Upon my enquiring as to when I might expect to see my “second opinion” I was told that it would be “as soon as possible”.

July 15 Friday

No sign of my second opinion.

July 16 Saturday

Still no sign of my second opinion.

About 1600 I reported that I was cold and shaking and was given a blanket and another covid test. I had previously (don’t remember when) been given a couple of tests which were negative. I was shaking when I went to bed to sleep. I requested some form of medication to help me sleep but the request was ignored.

July 17 Sunday

When I woke about 0700 I was told that my latest covid test was positive. So much for the hospital’s “duty of care”.

At 1330 Alana arrived to deliver some “goodies” and sundry other items including nail clippers and electric shaver which were both promptly declared contraband.

At 2115 I was transferred to the covid ward and an hour later a guard arrived, taking up residence in my bedside chair.

His name was Kurkura and despite the fact that I experienced language difficulties, he insisted on bashing my ear about how lucky I was that someone had intervened to save my life

July 18 Monday

First thing this morning Kurkura was replaced by nursing aide Peter, a vastly different kettle of fish.

At 1100 I was examined (chest/lungs) by two doctors, and questioned. Where am I? What year is it? What month?

At 1200 I saw my “second opinion”, psychologist Jo (Jonathon) Storke plus two others. Jo agreed that I have no mental illness and said that he would confer further with Cham.

The infamous One Flew Over the Cuckoo’s Nest

An hour or so after seeing Jo, Ben Taylor (he had been taking notes during Jo’s interview) brought me form MHA112 Revocation of Temporary Treatment Order or Treatment Order with Jo’s comments “You do not have features of a significant mental illness at the current time.

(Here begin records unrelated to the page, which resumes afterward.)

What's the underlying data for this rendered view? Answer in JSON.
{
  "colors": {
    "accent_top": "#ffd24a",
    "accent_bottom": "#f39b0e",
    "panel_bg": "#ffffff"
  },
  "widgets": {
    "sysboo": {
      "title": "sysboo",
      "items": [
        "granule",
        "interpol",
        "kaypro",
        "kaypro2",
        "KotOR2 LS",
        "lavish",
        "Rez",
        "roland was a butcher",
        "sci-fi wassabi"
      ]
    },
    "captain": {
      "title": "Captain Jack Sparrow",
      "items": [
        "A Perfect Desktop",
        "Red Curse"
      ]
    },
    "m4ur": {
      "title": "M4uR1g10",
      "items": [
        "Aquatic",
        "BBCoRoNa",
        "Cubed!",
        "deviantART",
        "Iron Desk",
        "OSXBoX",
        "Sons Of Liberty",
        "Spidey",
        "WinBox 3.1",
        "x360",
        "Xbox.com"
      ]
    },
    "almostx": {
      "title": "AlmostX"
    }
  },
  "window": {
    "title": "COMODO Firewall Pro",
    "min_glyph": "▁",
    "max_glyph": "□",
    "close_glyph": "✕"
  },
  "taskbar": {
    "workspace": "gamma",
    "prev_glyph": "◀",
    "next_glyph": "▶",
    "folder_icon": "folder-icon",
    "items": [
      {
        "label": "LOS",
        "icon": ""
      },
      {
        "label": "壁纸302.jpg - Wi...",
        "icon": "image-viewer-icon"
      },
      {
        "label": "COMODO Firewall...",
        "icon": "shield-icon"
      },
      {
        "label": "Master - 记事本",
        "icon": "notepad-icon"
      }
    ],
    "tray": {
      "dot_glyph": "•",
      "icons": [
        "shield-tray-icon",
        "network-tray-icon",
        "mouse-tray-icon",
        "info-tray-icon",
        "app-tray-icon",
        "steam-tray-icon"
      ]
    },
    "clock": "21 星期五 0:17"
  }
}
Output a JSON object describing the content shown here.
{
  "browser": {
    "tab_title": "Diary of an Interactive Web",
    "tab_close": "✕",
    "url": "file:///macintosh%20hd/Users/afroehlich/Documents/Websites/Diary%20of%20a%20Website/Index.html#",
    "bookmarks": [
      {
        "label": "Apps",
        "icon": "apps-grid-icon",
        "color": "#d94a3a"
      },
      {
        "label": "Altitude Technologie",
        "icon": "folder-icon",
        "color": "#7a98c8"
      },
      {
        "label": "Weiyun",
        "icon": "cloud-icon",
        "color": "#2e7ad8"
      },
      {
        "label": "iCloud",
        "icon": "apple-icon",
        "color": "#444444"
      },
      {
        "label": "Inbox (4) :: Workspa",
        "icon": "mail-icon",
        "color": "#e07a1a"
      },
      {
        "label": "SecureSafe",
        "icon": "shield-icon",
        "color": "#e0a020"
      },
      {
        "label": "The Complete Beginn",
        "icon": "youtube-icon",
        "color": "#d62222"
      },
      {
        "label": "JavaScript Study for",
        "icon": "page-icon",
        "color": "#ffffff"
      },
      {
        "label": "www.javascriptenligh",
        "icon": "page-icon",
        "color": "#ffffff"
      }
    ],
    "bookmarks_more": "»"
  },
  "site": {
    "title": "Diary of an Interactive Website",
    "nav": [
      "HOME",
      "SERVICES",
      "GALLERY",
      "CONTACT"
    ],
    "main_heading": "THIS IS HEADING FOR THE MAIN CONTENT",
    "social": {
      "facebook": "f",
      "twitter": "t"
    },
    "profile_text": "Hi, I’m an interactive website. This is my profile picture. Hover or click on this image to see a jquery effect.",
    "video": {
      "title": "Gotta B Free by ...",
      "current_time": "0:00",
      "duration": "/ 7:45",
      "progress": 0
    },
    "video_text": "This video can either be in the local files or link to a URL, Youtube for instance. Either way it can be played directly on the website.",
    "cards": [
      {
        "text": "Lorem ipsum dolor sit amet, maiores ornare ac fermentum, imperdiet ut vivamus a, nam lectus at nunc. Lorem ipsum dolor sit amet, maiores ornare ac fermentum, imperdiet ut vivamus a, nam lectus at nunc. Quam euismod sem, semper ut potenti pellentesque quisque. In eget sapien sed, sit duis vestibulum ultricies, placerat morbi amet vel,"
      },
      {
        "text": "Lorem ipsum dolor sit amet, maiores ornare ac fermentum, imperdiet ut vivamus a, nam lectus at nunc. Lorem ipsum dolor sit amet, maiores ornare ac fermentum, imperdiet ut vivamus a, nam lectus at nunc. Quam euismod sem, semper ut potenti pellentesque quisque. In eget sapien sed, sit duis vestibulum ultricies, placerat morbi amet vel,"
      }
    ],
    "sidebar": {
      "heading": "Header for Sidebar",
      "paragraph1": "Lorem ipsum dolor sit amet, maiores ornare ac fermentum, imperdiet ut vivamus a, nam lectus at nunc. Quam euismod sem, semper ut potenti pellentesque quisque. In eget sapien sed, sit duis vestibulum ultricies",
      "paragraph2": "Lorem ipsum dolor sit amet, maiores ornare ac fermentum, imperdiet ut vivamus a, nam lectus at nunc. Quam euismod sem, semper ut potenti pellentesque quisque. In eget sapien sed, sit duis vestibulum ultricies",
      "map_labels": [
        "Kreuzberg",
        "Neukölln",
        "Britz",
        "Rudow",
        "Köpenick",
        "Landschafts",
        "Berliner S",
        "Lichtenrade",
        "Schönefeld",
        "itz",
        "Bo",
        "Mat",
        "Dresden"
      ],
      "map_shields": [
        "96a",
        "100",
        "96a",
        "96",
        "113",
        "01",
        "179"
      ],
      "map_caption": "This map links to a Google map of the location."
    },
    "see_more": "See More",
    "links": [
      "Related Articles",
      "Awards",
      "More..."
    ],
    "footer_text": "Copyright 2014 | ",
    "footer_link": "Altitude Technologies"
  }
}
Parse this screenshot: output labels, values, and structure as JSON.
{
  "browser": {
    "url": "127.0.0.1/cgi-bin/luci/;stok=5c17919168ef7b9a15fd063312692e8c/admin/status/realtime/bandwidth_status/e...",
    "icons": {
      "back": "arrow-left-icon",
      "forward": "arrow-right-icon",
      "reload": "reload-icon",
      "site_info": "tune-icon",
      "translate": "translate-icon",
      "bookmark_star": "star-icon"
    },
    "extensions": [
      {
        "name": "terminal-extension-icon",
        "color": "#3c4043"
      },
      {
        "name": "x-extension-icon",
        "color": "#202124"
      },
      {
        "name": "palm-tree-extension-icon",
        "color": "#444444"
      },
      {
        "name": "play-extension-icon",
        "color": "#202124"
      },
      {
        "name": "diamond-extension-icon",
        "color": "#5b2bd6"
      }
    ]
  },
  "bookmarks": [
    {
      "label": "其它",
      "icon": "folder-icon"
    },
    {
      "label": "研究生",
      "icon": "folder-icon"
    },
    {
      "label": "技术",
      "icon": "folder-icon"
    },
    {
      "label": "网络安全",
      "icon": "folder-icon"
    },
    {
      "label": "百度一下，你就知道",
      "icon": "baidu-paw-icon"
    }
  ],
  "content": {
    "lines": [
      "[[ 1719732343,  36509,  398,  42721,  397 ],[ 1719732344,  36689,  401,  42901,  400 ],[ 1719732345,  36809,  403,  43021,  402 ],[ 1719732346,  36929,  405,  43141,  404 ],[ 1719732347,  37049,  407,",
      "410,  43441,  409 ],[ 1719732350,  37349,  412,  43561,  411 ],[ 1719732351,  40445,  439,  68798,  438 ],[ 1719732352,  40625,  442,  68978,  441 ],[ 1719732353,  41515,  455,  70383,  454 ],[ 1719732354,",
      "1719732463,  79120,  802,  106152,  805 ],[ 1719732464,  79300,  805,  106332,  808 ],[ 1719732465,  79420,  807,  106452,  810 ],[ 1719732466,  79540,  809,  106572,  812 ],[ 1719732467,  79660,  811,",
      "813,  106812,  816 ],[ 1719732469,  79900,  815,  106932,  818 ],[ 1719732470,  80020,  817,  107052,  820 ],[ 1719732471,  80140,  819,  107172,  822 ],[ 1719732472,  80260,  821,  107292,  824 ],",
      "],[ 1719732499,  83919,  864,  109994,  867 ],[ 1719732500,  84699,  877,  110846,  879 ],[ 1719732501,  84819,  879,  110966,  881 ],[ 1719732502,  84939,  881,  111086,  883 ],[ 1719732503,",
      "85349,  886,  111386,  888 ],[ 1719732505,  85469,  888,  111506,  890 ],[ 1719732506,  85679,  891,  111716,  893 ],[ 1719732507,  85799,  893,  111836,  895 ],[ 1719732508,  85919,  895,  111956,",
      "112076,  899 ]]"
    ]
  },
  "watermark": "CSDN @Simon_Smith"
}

While you still consider ending your life as an option, you do not have an immediate plan and you are willing to discuss community support.”

I was free to go but was required to wait for “patient transport” (not an ambulance). Expected about 1700, then 1800, 1830, 1900, then not before midnight.

Eventually I was told that I could arrange my own transport, as I had suggested that I do some five hours earlier, and Alana arrived 2115 and I was taken home.

Summary

  1. This little exercise resulted in two non-essential ambulance trips (2 x 2 paramedics plus equipment) at a time when other people were waiting on urgent medical attention.
  2. The services of two police officers who were tied up (idle) for about six hours, then another two following a change of shift. They could have been out chasing criminals.
  3. I occupied a bed in the psychiatric ward for five days.
  4. I occupied a bed in the covid ward for one day plus.
  5. I “utilised” the services of two psychiatrists, sundry students/interns, and innumerable trained nursing and other ancillary staff.
  6. I received no treatment for my “mental illness” other than an unopened box of Mirtanza [anti-depressent] tablets given to me (with an invoice) on my release.
  7. I acquired COVID-19, despite my maximum and recommended four inoculations.
  8. During the course of my six day incarceration, I freely discussed my thoughts on matters such as

a. Why was I brought here as I had not committed any crime?

b. Why was I being held?

To both of these questions I was given the vague answer to the effect that “they” had a duty of care to me.

At no time, with the exception of the “guard” that I had to suffer on Sunday night, did I encounter anyone who disagreed with my basic philosophy that a rational adult person had the right to determine their own future.

There is not doubt that this is a shocking story and an awful experience for any 80 year old man of sound mind to have to go through.

Exit will now explore the avenues open for redress and seek a legal opinion that can serve as a warning to others should they find themselves in Chris’ shoes.

To comment on Chris’ story, join the discussion at the Peaceful Pill Forums

Bedlam, founded in 1237 as England’s first mental asylum – Now Bethlam Museum of the Mind, London